Disrespectful," complained the Washington Capitals.
The Capitals media relations department was referring to a rather childish act outside the Bell Centre - the burning, stomping and cigarette-butting of an Alexander Ovechkin jersey prior to Game 6 - but they could just as well have said it about what was going on inside the rink.
Not the gratuitous "O-vie sucks! O-vie sucks!" chants that rippled periodically through the stands, but the reality of what was being witnessed here by 21,273 and millions more on television.
Montreal 4, Washington 1.
"A fabulous night," said Mike Cammalleri, who scored the first two Montreal goals.
It was indeed - but he was not talking about his own performance. Rather that of goaltender Jaroslav Halak.
"He was above and beyond the call of duty."
He had to be, stopping 53 of 54 shots while Montreal managed only 22 shots on Washington's net.
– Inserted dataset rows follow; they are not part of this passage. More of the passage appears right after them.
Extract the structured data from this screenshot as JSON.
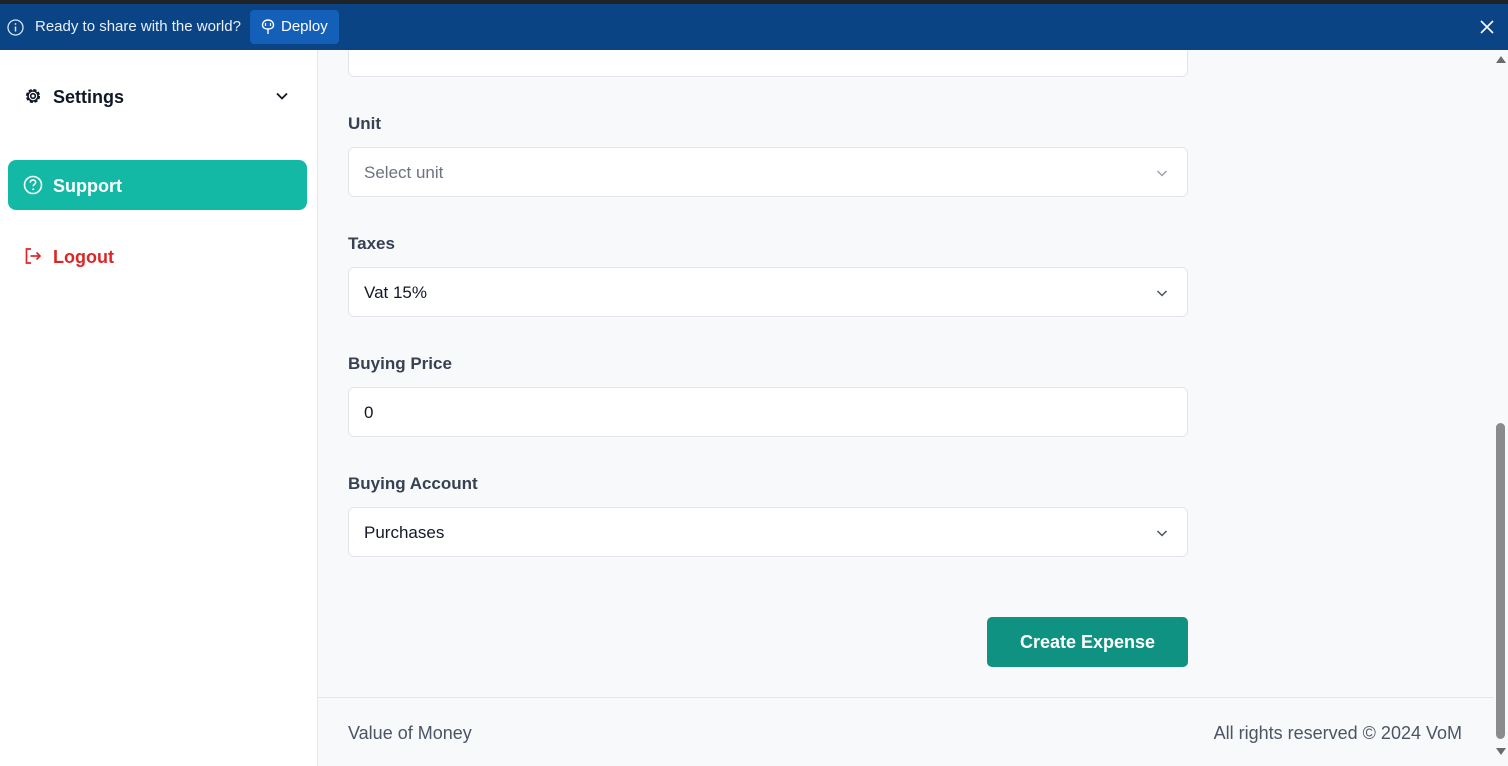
{
  "banner": {
    "message": "Ready to share with the world?",
    "deploy_label": "Deploy",
    "background": "#0a4484"
  },
  "sidebar": {
    "items": [
      {
        "label": "Settings",
        "icon": "gear-icon",
        "has_dropdown": true
      },
      {
        "label": "Support",
        "icon": "question-circle-icon",
        "active": true,
        "color": "#13b9a5"
      },
      {
        "label": "Logout",
        "icon": "logout-icon",
        "color": "#dc2626"
      }
    ]
  },
  "form": {
    "fields": [
      {
        "label": "Unit",
        "type": "select",
        "placeholder": "Select unit",
        "value": ""
      },
      {
        "label": "Taxes",
        "type": "select",
        "value": "Vat 15%"
      },
      {
        "label": "Buying Price",
        "type": "input",
        "value": "0"
      },
      {
        "label": "Buying Account",
        "type": "select",
        "value": "Purchases"
      }
    ],
    "submit_label": "Create Expense",
    "submit_color": "#0f9282"
  },
  "footer": {
    "left": "Value of Money",
    "right": "All rights reserved © 2024 VoM"
  }
}
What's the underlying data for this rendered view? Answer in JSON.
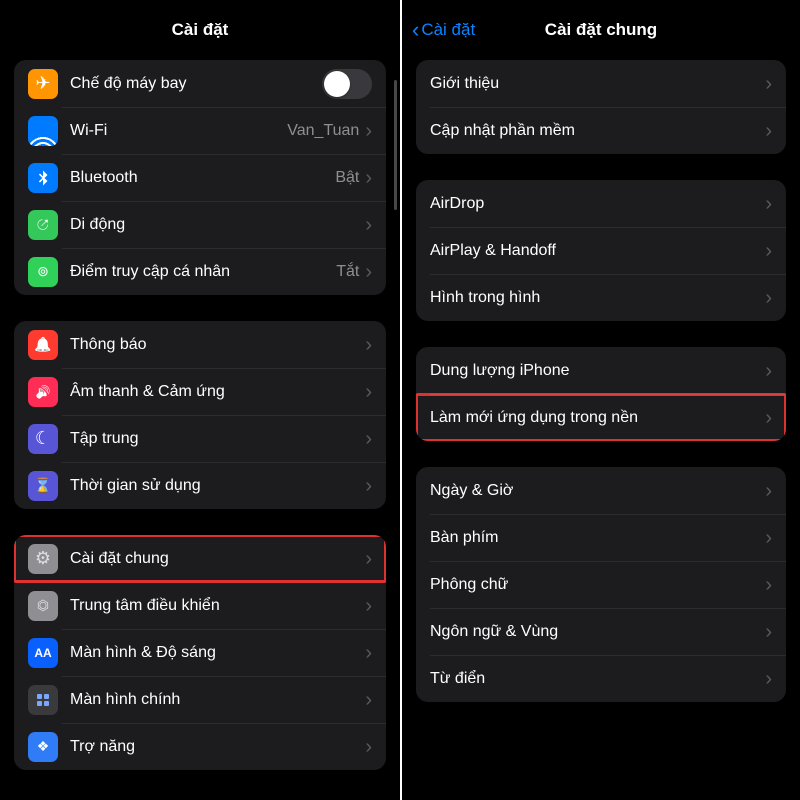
{
  "left": {
    "title": "Cài đặt",
    "groups": [
      {
        "rows": [
          {
            "name": "airplane-mode",
            "icon": "airplane-icon",
            "iconClass": "bg-orange glyph-plane",
            "label": "Chế độ máy bay",
            "control": "toggle",
            "toggleOn": false
          },
          {
            "name": "wifi",
            "icon": "wifi-icon",
            "iconClass": "glyph-wifi",
            "label": "Wi-Fi",
            "value": "Van_Tuan",
            "chevron": true
          },
          {
            "name": "bluetooth",
            "icon": "bluetooth-icon",
            "iconClass": "bg-blue",
            "svg": "bt",
            "label": "Bluetooth",
            "value": "Bật",
            "chevron": true
          },
          {
            "name": "cellular",
            "icon": "antenna-icon",
            "iconClass": "bg-green glyph-antenna",
            "label": "Di động",
            "chevron": true
          },
          {
            "name": "hotspot",
            "icon": "hotspot-icon",
            "iconClass": "bg-green2 glyph-link",
            "label": "Điểm truy cập cá nhân",
            "value": "Tắt",
            "chevron": true
          }
        ]
      },
      {
        "rows": [
          {
            "name": "notifications",
            "icon": "bell-icon",
            "iconClass": "bg-red glyph-bell",
            "label": "Thông báo",
            "chevron": true
          },
          {
            "name": "sounds",
            "icon": "sound-icon",
            "iconClass": "bg-pink glyph-sound",
            "label": "Âm thanh & Cảm ứng",
            "chevron": true
          },
          {
            "name": "focus",
            "icon": "moon-icon",
            "iconClass": "bg-indigo glyph-moon",
            "label": "Tập trung",
            "chevron": true
          },
          {
            "name": "screen-time",
            "icon": "hourglass-icon",
            "iconClass": "bg-indigo glyph-hour",
            "label": "Thời gian sử dụng",
            "chevron": true
          }
        ]
      },
      {
        "rows": [
          {
            "name": "general",
            "icon": "gear-icon",
            "iconClass": "bg-gray glyph-gear",
            "label": "Cài đặt chung",
            "chevron": true,
            "highlight": true
          },
          {
            "name": "control-center",
            "icon": "sliders-icon",
            "iconClass": "bg-gray glyph-sliders",
            "label": "Trung tâm điều khiển",
            "chevron": true
          },
          {
            "name": "display",
            "icon": "aa-icon",
            "iconClass": "bg-blue2 glyph-aa",
            "label": "Màn hình & Độ sáng",
            "chevron": true
          },
          {
            "name": "home-screen",
            "icon": "grid-icon",
            "iconClass": "bg-grid",
            "grid": true,
            "label": "Màn hình chính",
            "chevron": true
          },
          {
            "name": "accessibility",
            "icon": "accessibility-icon",
            "iconClass": "bg-blue3 glyph-access",
            "label": "Trợ năng",
            "chevron": true
          }
        ]
      }
    ]
  },
  "right": {
    "back": "Cài đặt",
    "title": "Cài đặt chung",
    "groups": [
      {
        "rows": [
          {
            "name": "about",
            "label": "Giới thiệu",
            "chevron": true
          },
          {
            "name": "software-update",
            "label": "Cập nhật phần mềm",
            "chevron": true
          }
        ]
      },
      {
        "rows": [
          {
            "name": "airdrop",
            "label": "AirDrop",
            "chevron": true
          },
          {
            "name": "airplay-handoff",
            "label": "AirPlay & Handoff",
            "chevron": true
          },
          {
            "name": "pip",
            "label": "Hình trong hình",
            "chevron": true
          }
        ]
      },
      {
        "rows": [
          {
            "name": "iphone-storage",
            "label": "Dung lượng iPhone",
            "chevron": true
          },
          {
            "name": "background-app-refresh",
            "label": "Làm mới ứng dụng trong nền",
            "chevron": true,
            "highlight": true
          }
        ]
      },
      {
        "rows": [
          {
            "name": "date-time",
            "label": "Ngày & Giờ",
            "chevron": true
          },
          {
            "name": "keyboard",
            "label": "Bàn phím",
            "chevron": true
          },
          {
            "name": "fonts",
            "label": "Phông chữ",
            "chevron": true
          },
          {
            "name": "language-region",
            "label": "Ngôn ngữ & Vùng",
            "chevron": true
          },
          {
            "name": "dictionary",
            "label": "Từ điển",
            "chevron": true
          }
        ]
      }
    ]
  }
}
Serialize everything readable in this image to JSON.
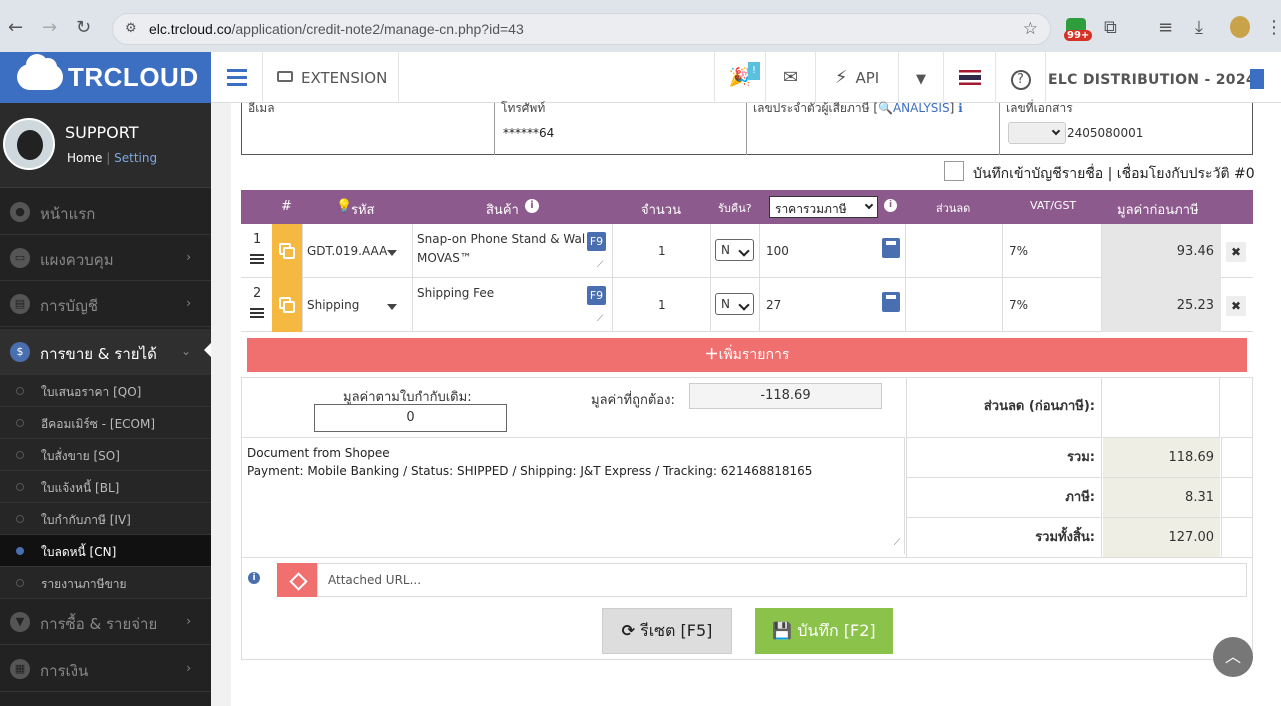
{
  "browser": {
    "url_host": "elc.trcloud.co",
    "url_path": "/application/credit-note2/manage-cn.php?id=43",
    "badge_count": "99+"
  },
  "logo": {
    "text": "TRCLOUD"
  },
  "profile": {
    "name": "SUPPORT",
    "home": "Home",
    "separator": "|",
    "setting": "Setting"
  },
  "sidebar": {
    "items": [
      {
        "label": "หน้าแรก"
      },
      {
        "label": "แผงควบคุม"
      },
      {
        "label": "การบัญชี"
      },
      {
        "label": "การขาย & รายได้"
      },
      {
        "label": "การซื้อ & รายจ่าย"
      },
      {
        "label": "การเงิน"
      }
    ],
    "sub_items": [
      {
        "label": "ใบเสนอราคา [QO]"
      },
      {
        "label": "อีคอมเมิร์ซ - [ECOM]"
      },
      {
        "label": "ใบสั่งขาย [SO]"
      },
      {
        "label": "ใบแจ้งหนี้ [BL]"
      },
      {
        "label": "ใบกำกับภาษี [IV]"
      },
      {
        "label": "ใบลดหนี้ [CN]"
      },
      {
        "label": "รายงานภาษีขาย"
      }
    ]
  },
  "topbar": {
    "extension": "EXTENSION",
    "notif_badge": "!",
    "api": "API",
    "company": "ELC DISTRIBUTION - 2024"
  },
  "info": {
    "email_label": "อีเมล",
    "phone_label": "โทรศัพท์",
    "phone_value": "******64",
    "taxid_label": "เลขประจำตัวผู้เสียภาษี [",
    "analysis_link": "ANALYSIS",
    "taxid_suffix": "]",
    "doc_label": "เลขที่เอกสาร",
    "doc_number": "2405080001"
  },
  "book_checkbox": {
    "label": "บันทึกเข้าบัญชีรายชื่อ | เชื่อมโยงกับประวัติ #0"
  },
  "table": {
    "headers": {
      "num": "#",
      "code": "รหัส",
      "product": "สินค้า",
      "qty": "จำนวน",
      "return": "รับคืน?",
      "price_mode": "ราคารวมภาษี",
      "discount": "ส่วนลด",
      "vat": "VAT/GST",
      "amount": "มูลค่าก่อนภาษี"
    },
    "rows": [
      {
        "num": "1",
        "code": "GDT.019.AAA",
        "product": "Snap-on Phone Stand & Wal MOVAS™",
        "f9": "F9",
        "qty": "1",
        "return": "N",
        "price": "100",
        "vat": "7%",
        "amount": "93.46"
      },
      {
        "num": "2",
        "code": "Shipping",
        "product": "Shipping Fee",
        "f9": "F9",
        "qty": "1",
        "return": "N",
        "price": "27",
        "vat": "7%",
        "amount": "25.23"
      }
    ],
    "add_row": "เพิ่มรายการ"
  },
  "summary": {
    "original_label": "มูลค่าตามใบกำกับเดิม:",
    "original_value": "0",
    "correct_label": "มูลค่าที่ถูกต้อง:",
    "correct_value": "-118.69",
    "discount_label": "ส่วนลด (ก่อนภาษี):",
    "total_label": "รวม:",
    "total_value": "118.69",
    "tax_label": "ภาษี:",
    "tax_value": "8.31",
    "grand_label": "รวมทั้งสิ้น:",
    "grand_value": "127.00"
  },
  "notes": {
    "line1": "Document from Shopee",
    "line2": "Payment: Mobile Banking / Status: SHIPPED / Shipping: J&T Express / Tracking: 621468818165"
  },
  "attach": {
    "placeholder": "Attached URL..."
  },
  "actions": {
    "reset": "รีเซต [F5]",
    "save": "บันทึก [F2]"
  },
  "colors": {
    "accent": "#3c6fc1",
    "table_header": "#8d5a8d",
    "add_button": "#f06f6f",
    "save_button": "#8bc34a"
  }
}
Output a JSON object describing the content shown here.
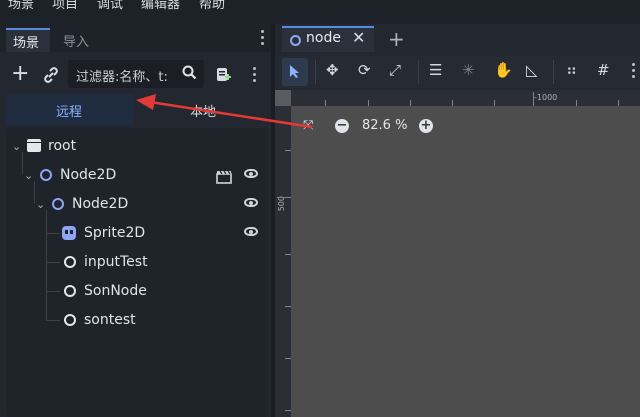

Really, though, what on earth was the winning-est team in hockey, a team that took the Eastern Conference's regular-season crown by a remarkable 18 points, doing losing, again, to a team that surely went through more convulsions in a single season than any NHL club in history?
Consider what happened to the Montreal Canadiens in what should have been a blissful centennial year: they got new owners when a group led by the Molson family took over from George Gillett; they got a new general manager when Bob Gainey relieved himself of duties and Pierre Gauthier stepped in; they got a new coach when Gainey fired Guy Carbonneau and in the off-season brought in Jacques Martin; they lost their captain, Saku Koivu, when he was let go to free agency and never did get around to appointing a new captain; they lost their star attractions in Koivu and Alexei Kovalev and replaced them with "stars" most had never heard of; they let an astonishing 10 unsigned players go over summer and brought in so many new faces they had to play the exhibition season with "Hello, I'm _____" stuck on the fronts of the their jerseys; they ended the year with their backup goalie, Halak, having to take over from anointed No. 1 goaltender Carey Price….
The Montreal Canadiens were not even picked to make the playoffs by most experts; the Washington Capitals were absolutely picked to make the playoffs and chosen by many experts to march all the way to the Stanley Cup.
How is it, then, that as of Monday night in Montreal, this series stood at three games apiece? And not only that, but with Montreal having momentum now on its side as it heads back to Washington and Wednesday's deciding Game 7.
"It's do or die," said an exhausted Halak, "but still we've got nothing to lose."
Wasn't it just a few months ago that they were saying that the new Canadiens - Scott Gomez, Brian Gionta, Cammalleri - were simply too small to amount to much in today's NHL?
Halak himself is not large, but this may have been the biggest game he ever played. His performance this night - standing ovation after standing ovation - might rank with individual performances by the likes of college student Ken Dryden in 1971 and a winking Patrick Roy in 1993, the last time any Canadian team won the Stanley Cup.
During one second-period Washington power play, much of it five-on-three, Halak faced superb chances by Ovechkin, Alexander Semin, Mike Green and the Imperial Army of the Galactic Empire - and turned aside everything shot his direction.
"I thought if we were going to score," said Washington coach Bruce Boudreau, "it might be there.
"We were trying to be too cute."
The frustration of the Capitals was visible even through their ragged, early-in-the-playoffs beards. And no wonder. During the regular season, this was the NHL's best power play, boasting a success rate slightly over 25 per cent.
After Monday night's game it stands at a dismal 1-for-30.
Asked if he thought his team was getting into the heads of the Washington players, Cammalleri considered a moment and agreed with a smile - "but in a respectful way."
If the players have become frustrated, it is nothing compared to the seething Boudreau must be doing this morning. He has already accused his team of having "four or five passengers" along for the ride - none more obvious than 40-goal scorer Semin, who hasn't scored now in 13 straight playoff games.
Another curiosity - for the second straight playoff spring - is the play of Green, listed last week as one of three finalists for the Norris Trophy awarded annually to the league's best defenceman. Green's defensive display has been weak, and he has but three assists. Ovechkin has been getting points, five goals and four assists in the six games, but has not been anywhere near the force anticipated when the first-round match was drawn against the Montreal Canadiens.
You know, the team with the new owners, new general manager, new coach, new players - and no captain.
A few more outings like this and they will be asking "Who will raise the Stanley Cup?"